**TASK INSTRUCTIONS**
What you need to do is retype every entry exactly as written.
★ ★ ★ ★ ★
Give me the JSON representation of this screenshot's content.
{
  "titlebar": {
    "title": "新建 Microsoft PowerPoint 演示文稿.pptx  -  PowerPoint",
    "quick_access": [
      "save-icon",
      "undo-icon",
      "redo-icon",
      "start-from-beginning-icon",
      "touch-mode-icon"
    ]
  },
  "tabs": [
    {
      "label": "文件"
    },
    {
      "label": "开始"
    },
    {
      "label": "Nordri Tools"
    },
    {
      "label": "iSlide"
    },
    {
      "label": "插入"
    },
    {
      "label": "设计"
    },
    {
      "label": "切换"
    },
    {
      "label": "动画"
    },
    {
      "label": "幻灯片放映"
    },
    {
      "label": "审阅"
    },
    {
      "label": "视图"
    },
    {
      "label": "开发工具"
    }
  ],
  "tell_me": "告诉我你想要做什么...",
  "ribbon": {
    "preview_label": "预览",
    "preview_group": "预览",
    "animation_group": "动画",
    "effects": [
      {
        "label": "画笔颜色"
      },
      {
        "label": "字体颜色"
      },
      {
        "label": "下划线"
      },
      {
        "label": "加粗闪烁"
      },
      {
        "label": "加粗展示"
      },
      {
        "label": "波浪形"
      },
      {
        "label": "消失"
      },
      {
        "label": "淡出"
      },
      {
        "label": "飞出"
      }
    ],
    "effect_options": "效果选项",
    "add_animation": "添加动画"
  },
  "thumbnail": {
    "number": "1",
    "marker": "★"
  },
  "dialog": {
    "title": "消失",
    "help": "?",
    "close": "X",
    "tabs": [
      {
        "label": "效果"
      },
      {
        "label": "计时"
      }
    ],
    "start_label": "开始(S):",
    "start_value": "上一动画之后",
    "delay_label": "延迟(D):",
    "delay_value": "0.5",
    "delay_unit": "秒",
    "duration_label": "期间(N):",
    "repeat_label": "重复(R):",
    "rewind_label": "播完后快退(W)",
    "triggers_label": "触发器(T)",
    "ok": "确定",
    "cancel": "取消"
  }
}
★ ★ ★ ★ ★
**RESPONSE TO THE EXERCISE**
Give me the JSON representation of this screenshot's content.
{
  "titlebar": {
    "title": "新建 Microsoft PowerPoint 演示文稿.pptx  -  PowerPoint",
    "quick_access": [
      "save-icon",
      "undo-icon",
      "redo-icon",
      "start-from-beginning-icon",
      "touch-mode-icon"
    ]
  },
  "tabs": [
    {
      "label": "文件"
    },
    {
      "label": "开始"
    },
    {
      "label": "Nordri Tools"
    },
    {
      "label": "iSlide"
    },
    {
      "label": "插入"
    },
    {
      "label": "设计"
    },
    {
      "label": "切换"
    },
    {
      "label": "动画"
    },
    {
      "label": "幻灯片放映"
    },
    {
      "label": "审阅"
    },
    {
      "label": "视图"
    },
    {
      "label": "开发工具"
    }
  ],
  "tell_me": "告诉我你想要做什么...",
  "ribbon": {
    "preview_label": "预览",
    "preview_group": "预览",
    "animation_group": "动画",
    "effects": [
      {
        "label": "画笔颜色"
      },
      {
        "label": "字体颜色"
      },
      {
        "label": "下划线"
      },
      {
        "label": "加粗闪烁"
      },
      {
        "label": "加粗展示"
      },
      {
        "label": "波浪形"
      },
      {
        "label": "消失"
      },
      {
        "label": "淡出"
      },
      {
        "label": "飞出"
      }
    ],
    "effect_options": "效果选项",
    "add_animation": "添加动画"
  },
  "thumbnail": {
    "number": "1",
    "marker": "★"
  },
  "dialog": {
    "title": "消失",
    "help": "?",
    "close": "X",
    "tabs": [
      {
        "label": "效果"
      },
      {
        "label": "计时"
      }
    ],
    "start_label": "开始(S):",
    "start_value": "上一动画之后",
    "delay_label": "延迟(D):",
    "delay_value": "0.5",
    "delay_unit": "秒",
    "duration_label": "期间(N):",
    "repeat_label": "重复(R):",
    "rewind_label": "播完后快退(W)",
    "triggers_label": "触发器(T)",
    "ok": "确定",
    "cancel": "取消"
  }
}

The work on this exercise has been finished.